The picture illustrates what happens when the old growth is not cut back. Notice how the new green growth has grown up into the old. Now it’s very difficult (if not impossible) to cut out the old growth and not damage the new.
I happen to like the straw-like look of the ornamental grasses during the winter and therefore, leave them standing. Some folks don’t like that look or are just indifferent and they may choose to just cut them down during the fall clean-up process.
Whatever your choice might be, there are a few ways to cut them and this might depend on the type of ornamental grasses and what condition they’re in. For example, is the old growth dry & brittle or soft & pliable? I find it best to be prepared with a few of the tools I mention so you can experiment for the most effective one.
I’ll even use my bypass hand pruner in a pinch and that works fine if you grab a bunch of strands with one hand and cut with the other. This is the method I used to “prune-out” the old, brown growth from the new growth in the first picture.

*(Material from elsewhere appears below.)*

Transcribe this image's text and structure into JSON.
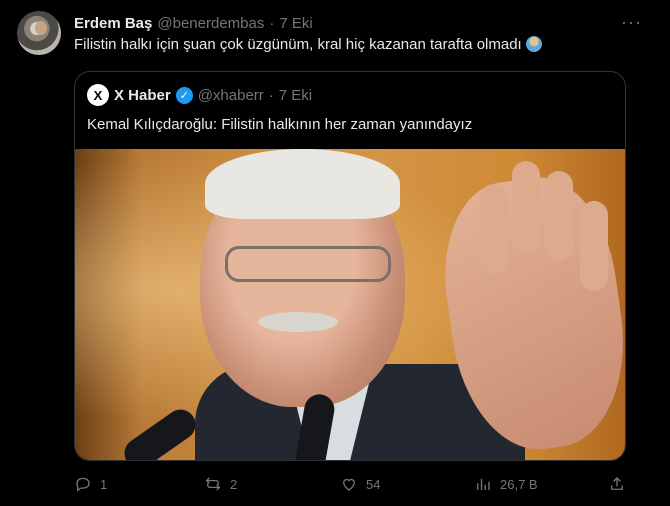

Always remember a dull tool is hard to work with and very dangerous. Of course you must be equally careful with a sharp tool, but sharp tools will do the task with predictability. Just keep your eye on the cutting part of the tool at all times.